> _EXTRACTED DATA_
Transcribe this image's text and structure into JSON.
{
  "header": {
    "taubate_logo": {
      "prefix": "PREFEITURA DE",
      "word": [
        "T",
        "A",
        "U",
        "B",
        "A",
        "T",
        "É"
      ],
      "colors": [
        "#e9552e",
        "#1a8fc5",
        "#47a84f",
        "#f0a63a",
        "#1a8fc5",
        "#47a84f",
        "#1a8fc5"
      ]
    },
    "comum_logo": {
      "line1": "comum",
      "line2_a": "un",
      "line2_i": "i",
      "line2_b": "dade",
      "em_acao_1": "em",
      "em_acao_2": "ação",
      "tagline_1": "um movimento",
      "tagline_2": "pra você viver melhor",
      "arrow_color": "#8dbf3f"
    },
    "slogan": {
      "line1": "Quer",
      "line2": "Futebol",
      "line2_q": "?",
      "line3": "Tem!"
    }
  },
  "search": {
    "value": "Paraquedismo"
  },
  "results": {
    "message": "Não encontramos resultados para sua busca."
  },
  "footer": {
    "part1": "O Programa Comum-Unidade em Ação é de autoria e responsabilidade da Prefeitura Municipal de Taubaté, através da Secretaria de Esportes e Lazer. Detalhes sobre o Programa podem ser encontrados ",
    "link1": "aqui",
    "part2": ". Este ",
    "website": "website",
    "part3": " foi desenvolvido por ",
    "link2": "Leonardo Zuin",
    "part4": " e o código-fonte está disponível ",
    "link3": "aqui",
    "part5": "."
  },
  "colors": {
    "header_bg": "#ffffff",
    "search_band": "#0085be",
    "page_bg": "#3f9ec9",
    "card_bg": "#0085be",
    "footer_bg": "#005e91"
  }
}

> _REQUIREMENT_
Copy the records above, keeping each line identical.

> _ANSWER SPACE_
Transcribe this image's text and structure into JSON.
{
  "header": {
    "taubate_logo": {
      "prefix": "PREFEITURA DE",
      "word": [
        "T",
        "A",
        "U",
        "B",
        "A",
        "T",
        "É"
      ],
      "colors": [
        "#e9552e",
        "#1a8fc5",
        "#47a84f",
        "#f0a63a",
        "#1a8fc5",
        "#47a84f",
        "#1a8fc5"
      ]
    },
    "comum_logo": {
      "line1": "comum",
      "line2_a": "un",
      "line2_i": "i",
      "line2_b": "dade",
      "em_acao_1": "em",
      "em_acao_2": "ação",
      "tagline_1": "um movimento",
      "tagline_2": "pra você viver melhor",
      "arrow_color": "#8dbf3f"
    },
    "slogan": {
      "line1": "Quer",
      "line2": "Futebol",
      "line2_q": "?",
      "line3": "Tem!"
    }
  },
  "search": {
    "value": "Paraquedismo"
  },
  "results": {
    "message": "Não encontramos resultados para sua busca."
  },
  "footer": {
    "part1": "O Programa Comum-Unidade em Ação é de autoria e responsabilidade da Prefeitura Municipal de Taubaté, através da Secretaria de Esportes e Lazer. Detalhes sobre o Programa podem ser encontrados ",
    "link1": "aqui",
    "part2": ". Este ",
    "website": "website",
    "part3": " foi desenvolvido por ",
    "link2": "Leonardo Zuin",
    "part4": " e o código-fonte está disponível ",
    "link3": "aqui",
    "part5": "."
  },
  "colors": {
    "header_bg": "#ffffff",
    "search_band": "#0085be",
    "page_bg": "#3f9ec9",
    "card_bg": "#0085be",
    "footer_bg": "#005e91"
  }
}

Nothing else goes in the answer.